LONDON (AP) -- Smoldering tensions within Britain's ruling Conservative Party have exploded as a prominent minister resigned over the government's plans to cut benefits for the disabled while giving tax breaks for the better off.
Iain Duncan Smith quit late Friday, two days after the cuts were unveiled in a sixth consecutive austerity budget — a plan that has drawn criticism from many members of Prime Minister David Cameron's own party. The work and pensions secretary said he could no longer support policies that he believes are driven more by political ideology than economic necessity.
"I have for some time and rather reluctantly come to believe that the latest changes to benefits to the disabled and the context in which they've been made are a compromise too far," Duncan Smith wrote in his resignation letter.
His decision laid bare escalating tensions within the Conservative Party as Britain prepares for a June 23 referendum on whether to leave the European Union. Duncan Smith, a former party leader nicknamed the "quiet man," is a prominent advocate of leaving the EU, while Cameron supports continued membership.
While Cameron has allowed ministers to follow their own beliefs on the EU issue, he has found it a formidable task to hold his government together as the debate heats up. The Sun newspaper captured the internal warfare with a headline that alluded to the ancient rebellion against Julius Caesar and — punning on Duncan Smith's initials — warned Cameron to beware the "IDS of March."
The resignation followed days of uproar over plans to trim personal independence payments for the disabled — a proposal met with such fury that the government had been promising to rethink it.
In his resignation letter, Duncan Smith said the cuts were "not defensible" in a budget that gave benefits to wealthier taxpayers, and he argued for broader reforms that would "focus resources on those most in need." He has long argued that benefits such fuel subsidies for the elderly should be means tested so they only go to those in need.
Cameron nevertheless argued that Duncan Smith had accepted the changes only days ago.
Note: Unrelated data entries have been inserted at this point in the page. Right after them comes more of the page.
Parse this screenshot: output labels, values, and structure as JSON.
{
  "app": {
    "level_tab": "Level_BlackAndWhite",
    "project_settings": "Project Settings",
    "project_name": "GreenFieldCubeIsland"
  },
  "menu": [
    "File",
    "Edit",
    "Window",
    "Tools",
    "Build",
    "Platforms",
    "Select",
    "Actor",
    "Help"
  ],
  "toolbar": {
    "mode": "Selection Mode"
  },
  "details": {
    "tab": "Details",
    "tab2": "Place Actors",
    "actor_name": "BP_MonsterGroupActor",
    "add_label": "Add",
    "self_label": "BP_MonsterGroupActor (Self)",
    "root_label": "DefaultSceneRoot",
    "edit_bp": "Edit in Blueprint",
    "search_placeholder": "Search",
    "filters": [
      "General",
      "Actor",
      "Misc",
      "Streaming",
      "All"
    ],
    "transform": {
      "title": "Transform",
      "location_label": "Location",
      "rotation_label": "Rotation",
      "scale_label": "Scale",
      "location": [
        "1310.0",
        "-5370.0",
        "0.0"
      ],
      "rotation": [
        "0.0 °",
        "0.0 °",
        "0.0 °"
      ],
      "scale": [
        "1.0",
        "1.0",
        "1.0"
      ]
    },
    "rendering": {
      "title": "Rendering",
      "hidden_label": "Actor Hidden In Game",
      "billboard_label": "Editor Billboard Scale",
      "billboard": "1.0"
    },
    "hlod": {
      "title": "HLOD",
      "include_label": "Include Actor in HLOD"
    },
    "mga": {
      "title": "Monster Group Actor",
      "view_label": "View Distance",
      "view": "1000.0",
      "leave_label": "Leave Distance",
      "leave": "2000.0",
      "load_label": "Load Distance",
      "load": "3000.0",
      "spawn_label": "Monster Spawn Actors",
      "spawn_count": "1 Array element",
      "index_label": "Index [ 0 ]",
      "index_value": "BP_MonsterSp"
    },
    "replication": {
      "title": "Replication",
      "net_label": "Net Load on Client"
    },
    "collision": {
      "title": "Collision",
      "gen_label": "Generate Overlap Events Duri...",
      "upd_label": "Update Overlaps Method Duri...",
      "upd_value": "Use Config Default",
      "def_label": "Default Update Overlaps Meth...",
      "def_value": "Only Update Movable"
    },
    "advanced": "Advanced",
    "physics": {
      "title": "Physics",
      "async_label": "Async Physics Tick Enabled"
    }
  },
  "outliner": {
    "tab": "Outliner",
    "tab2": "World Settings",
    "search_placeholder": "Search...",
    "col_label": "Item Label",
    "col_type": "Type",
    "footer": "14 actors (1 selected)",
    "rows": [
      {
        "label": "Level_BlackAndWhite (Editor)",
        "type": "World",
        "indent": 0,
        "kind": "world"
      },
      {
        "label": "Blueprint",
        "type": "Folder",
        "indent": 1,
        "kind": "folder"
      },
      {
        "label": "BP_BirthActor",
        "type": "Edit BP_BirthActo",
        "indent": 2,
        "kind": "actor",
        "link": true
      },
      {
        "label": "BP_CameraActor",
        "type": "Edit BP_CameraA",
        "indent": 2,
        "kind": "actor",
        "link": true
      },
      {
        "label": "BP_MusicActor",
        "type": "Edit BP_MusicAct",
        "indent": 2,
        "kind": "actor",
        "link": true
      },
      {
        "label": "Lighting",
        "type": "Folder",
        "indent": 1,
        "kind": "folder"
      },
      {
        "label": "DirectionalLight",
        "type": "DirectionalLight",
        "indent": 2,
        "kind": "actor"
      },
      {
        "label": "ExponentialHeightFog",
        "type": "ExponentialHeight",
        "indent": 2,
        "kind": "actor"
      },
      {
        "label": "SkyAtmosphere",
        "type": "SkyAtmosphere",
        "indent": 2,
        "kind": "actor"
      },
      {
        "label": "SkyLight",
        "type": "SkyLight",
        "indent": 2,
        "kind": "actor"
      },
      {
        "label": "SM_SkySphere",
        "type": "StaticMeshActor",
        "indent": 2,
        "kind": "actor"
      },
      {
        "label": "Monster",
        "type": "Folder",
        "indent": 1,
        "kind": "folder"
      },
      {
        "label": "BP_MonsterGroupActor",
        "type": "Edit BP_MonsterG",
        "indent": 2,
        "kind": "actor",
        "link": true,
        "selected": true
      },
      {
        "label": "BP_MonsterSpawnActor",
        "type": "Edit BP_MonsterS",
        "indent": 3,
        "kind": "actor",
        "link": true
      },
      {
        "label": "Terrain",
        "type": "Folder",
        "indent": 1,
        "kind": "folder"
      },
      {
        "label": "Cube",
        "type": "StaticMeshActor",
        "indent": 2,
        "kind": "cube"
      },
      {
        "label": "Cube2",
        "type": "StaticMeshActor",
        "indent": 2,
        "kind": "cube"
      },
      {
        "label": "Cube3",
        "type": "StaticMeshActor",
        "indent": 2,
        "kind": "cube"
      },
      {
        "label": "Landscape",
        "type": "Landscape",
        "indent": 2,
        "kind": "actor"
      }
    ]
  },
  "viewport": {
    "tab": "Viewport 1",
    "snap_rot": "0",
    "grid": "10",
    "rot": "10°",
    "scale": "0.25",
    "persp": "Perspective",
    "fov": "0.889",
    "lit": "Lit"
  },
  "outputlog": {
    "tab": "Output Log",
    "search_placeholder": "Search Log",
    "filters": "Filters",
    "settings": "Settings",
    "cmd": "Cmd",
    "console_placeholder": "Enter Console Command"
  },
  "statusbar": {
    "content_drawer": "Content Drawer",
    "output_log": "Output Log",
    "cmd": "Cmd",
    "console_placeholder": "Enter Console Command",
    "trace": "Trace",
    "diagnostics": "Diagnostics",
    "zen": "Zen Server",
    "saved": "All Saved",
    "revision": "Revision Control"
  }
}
"In light of this, I am puzzled and disappointed that you have chosen to resign," he wrote in reply to Duncan Smith's letter of resignation.